They are my love letters to my wife, lending a hand and performing these tasks so that she doesn’t have to. They keep my mind from running away with itself. Lastly, they are my excuses and rationalizations to why I ignore my “want to”s, “compeled to”s, and “enjoys.”
I push aside my writing in order to pretend adulthood. I forget about that talk of “You can be anything you want, so long as you put your mind to it.” I stash away my revision pens and postpone those agent queries to keep my feet on the tile, my hands to the Clorox wipes and putty knives.
I realize that growing up enables you take on more responsibility, to do all the things that need doing. And I realize that the problem isn’t within the tasks themselves. Where things have gone wrong is that I’m letting these chores get in my way. I’m the one pushing and forgetting and stashing my writer’s life away to live a simple, risk-free life that fulfills the expectations of who I am supposed to be at this day, this age. I’ve let my obligations steamroll my options.
Here is where I’m supposed to stand up, wash the cat shit from my skin, and rein in all those lofty aspirations I used to chase after. Here is where I should be. Here is where I understand that my adulthood is no longer about chasing my dreams; it’s about achieving them.

There are too many possibilities to go ‘round, and I’m tired of my shoddy excuses.

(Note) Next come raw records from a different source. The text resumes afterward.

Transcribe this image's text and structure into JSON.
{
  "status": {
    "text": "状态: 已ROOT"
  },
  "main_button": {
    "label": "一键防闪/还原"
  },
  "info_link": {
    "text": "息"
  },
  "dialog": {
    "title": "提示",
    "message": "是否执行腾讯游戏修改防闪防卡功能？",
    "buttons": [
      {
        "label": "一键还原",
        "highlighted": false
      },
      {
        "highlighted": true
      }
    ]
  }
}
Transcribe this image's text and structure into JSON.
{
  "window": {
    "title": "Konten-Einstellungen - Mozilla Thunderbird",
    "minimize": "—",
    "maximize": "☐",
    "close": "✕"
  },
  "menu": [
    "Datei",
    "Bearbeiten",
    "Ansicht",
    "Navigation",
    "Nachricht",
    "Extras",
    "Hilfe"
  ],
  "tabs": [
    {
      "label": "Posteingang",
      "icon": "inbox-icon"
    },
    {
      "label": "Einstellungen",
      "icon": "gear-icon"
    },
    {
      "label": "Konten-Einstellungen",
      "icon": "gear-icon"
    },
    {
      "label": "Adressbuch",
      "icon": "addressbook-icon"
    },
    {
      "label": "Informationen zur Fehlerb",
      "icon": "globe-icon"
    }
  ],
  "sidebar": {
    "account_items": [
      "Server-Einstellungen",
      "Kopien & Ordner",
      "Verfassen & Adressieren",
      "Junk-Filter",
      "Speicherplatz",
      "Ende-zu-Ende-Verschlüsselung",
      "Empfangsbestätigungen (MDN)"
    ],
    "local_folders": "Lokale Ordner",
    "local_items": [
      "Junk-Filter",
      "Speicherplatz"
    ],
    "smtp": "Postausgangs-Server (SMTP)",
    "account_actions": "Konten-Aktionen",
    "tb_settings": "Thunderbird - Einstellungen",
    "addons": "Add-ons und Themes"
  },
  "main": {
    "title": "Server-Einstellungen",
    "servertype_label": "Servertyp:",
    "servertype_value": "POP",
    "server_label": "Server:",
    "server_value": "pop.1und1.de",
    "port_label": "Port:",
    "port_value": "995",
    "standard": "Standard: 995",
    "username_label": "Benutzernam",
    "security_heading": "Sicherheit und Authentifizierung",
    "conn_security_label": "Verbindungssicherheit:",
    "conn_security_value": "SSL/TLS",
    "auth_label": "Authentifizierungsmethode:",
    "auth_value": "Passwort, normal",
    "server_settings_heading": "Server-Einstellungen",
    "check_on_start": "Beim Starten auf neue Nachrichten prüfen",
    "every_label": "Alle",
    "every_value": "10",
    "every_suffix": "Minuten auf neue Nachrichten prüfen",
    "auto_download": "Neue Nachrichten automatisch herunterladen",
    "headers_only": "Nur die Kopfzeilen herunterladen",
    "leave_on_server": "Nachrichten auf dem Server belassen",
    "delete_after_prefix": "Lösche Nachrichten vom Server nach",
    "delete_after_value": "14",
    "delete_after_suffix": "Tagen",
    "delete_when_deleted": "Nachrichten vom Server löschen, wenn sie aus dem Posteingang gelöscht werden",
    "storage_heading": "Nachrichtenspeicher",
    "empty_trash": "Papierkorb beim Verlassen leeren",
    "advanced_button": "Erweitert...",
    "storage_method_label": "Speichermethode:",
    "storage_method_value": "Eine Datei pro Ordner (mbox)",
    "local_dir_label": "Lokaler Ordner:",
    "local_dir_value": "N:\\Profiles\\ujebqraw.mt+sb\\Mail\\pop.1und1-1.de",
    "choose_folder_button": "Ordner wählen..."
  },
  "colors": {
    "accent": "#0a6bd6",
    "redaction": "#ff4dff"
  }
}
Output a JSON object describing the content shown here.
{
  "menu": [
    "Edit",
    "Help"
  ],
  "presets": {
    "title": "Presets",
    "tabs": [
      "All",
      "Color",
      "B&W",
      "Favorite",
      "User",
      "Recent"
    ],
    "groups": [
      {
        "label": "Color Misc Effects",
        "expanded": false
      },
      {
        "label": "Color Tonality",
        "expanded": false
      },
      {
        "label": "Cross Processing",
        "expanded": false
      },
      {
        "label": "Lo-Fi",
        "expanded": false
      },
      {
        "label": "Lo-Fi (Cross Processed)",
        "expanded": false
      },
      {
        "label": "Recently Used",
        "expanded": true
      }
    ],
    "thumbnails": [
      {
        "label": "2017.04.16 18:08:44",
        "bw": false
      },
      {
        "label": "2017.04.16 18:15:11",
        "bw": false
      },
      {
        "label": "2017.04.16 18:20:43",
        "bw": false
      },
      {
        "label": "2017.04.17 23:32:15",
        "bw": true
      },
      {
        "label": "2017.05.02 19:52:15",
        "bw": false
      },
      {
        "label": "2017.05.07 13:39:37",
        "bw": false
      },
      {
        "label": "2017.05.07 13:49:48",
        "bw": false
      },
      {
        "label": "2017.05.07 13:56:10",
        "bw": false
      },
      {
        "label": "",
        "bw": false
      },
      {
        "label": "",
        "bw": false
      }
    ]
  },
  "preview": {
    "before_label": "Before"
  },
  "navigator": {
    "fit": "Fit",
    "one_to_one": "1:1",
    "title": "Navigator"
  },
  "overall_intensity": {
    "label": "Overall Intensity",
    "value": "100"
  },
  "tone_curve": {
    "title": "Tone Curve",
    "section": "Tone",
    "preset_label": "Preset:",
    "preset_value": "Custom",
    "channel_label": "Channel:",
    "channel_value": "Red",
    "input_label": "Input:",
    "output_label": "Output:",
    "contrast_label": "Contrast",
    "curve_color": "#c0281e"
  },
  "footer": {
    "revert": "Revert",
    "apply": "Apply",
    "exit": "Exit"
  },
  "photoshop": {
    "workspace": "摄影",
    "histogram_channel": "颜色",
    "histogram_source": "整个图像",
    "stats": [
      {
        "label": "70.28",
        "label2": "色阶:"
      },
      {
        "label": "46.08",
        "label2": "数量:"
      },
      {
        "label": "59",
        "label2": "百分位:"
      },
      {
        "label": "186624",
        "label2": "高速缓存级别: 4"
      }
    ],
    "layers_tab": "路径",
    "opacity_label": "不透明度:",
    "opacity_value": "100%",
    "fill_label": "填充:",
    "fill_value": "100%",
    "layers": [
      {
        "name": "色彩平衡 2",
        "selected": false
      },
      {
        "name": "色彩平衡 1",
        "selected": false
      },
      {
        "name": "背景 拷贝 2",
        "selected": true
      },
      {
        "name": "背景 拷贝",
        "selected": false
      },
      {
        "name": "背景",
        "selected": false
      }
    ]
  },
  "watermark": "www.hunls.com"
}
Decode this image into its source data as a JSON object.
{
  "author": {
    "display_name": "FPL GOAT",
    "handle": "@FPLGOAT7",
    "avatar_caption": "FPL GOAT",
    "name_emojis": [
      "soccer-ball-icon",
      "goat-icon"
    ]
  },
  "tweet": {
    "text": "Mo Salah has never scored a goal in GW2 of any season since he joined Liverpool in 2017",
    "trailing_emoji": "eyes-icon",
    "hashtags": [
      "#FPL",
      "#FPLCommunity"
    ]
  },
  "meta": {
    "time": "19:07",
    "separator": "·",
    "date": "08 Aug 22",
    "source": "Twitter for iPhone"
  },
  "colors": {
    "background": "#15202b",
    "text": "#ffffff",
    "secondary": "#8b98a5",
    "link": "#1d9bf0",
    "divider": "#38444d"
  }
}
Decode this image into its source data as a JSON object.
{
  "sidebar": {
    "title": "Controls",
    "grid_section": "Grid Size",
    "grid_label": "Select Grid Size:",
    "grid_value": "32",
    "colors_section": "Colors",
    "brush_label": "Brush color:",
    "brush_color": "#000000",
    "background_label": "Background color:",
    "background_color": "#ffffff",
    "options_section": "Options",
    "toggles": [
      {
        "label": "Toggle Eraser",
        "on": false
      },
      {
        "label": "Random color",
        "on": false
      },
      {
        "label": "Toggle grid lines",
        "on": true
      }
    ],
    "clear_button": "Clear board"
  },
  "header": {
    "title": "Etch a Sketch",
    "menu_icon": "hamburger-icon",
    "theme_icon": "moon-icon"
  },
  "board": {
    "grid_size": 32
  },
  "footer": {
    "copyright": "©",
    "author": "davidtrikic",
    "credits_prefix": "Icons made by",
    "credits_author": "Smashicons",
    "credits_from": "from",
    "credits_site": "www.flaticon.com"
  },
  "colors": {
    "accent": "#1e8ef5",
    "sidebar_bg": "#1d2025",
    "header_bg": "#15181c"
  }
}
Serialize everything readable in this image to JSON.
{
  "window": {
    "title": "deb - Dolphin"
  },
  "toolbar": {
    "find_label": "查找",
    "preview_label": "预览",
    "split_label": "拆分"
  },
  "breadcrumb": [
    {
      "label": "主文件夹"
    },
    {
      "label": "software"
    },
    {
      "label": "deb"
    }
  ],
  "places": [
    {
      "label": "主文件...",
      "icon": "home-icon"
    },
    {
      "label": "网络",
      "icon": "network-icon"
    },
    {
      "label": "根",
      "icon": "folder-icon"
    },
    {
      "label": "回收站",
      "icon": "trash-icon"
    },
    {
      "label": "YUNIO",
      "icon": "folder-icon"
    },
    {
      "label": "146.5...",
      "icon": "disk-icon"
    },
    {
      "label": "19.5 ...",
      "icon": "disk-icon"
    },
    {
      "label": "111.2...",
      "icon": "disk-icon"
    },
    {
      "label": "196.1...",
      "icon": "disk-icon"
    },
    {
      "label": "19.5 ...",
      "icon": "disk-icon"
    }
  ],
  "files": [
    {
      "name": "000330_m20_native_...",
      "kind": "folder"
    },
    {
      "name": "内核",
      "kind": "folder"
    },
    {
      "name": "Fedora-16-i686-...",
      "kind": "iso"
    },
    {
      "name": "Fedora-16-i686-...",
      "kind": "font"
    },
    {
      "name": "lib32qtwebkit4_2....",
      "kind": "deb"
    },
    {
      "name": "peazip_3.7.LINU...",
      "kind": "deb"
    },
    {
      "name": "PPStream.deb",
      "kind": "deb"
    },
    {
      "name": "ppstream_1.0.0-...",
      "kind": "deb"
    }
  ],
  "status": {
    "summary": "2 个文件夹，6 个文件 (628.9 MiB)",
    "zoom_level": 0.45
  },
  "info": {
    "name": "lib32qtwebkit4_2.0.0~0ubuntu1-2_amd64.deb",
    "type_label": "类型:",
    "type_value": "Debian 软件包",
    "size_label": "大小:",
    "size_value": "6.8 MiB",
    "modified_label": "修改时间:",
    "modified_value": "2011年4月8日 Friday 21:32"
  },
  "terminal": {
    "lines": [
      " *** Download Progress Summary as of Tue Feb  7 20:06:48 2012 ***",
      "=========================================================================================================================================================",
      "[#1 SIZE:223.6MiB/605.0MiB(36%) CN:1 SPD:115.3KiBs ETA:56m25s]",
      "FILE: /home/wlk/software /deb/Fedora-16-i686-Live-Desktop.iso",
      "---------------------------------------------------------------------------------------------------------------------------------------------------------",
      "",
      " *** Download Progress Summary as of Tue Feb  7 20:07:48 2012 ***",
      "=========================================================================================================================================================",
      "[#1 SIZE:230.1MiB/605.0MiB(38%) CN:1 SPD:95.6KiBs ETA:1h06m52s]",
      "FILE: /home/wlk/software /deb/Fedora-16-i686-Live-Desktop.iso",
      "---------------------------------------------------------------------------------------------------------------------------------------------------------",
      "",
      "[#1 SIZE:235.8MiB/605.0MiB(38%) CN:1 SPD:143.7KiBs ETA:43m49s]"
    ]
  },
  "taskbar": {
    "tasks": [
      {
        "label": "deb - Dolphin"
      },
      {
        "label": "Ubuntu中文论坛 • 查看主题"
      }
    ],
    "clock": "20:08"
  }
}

True, I’ll still be obliging my obligations and pretending my way into adulthood—and scraping the Spookie splatters from the floor—but here’s to remembering myself. Here’s to making time for creation. Here’s to my once and future words.